Record set below:

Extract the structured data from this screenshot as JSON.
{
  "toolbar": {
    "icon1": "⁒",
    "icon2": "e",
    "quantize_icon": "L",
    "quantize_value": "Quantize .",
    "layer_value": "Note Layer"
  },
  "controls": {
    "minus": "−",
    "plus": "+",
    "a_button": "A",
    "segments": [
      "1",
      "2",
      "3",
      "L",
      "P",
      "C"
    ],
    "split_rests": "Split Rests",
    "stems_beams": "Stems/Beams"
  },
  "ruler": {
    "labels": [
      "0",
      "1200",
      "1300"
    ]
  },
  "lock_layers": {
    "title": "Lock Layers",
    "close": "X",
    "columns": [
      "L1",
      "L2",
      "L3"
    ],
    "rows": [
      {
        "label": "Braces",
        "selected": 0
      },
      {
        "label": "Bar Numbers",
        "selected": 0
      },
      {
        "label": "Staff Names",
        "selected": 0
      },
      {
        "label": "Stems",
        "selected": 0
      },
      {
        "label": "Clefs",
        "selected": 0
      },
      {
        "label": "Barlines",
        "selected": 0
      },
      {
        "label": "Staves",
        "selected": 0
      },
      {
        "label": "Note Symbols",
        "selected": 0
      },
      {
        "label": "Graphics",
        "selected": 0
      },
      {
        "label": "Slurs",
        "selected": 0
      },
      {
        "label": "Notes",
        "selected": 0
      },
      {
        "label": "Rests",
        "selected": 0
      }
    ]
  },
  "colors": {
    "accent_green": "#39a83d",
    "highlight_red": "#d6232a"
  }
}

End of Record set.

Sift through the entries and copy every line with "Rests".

Written answer:
    "split_rests": "Split Rests",
        "label": "Rests",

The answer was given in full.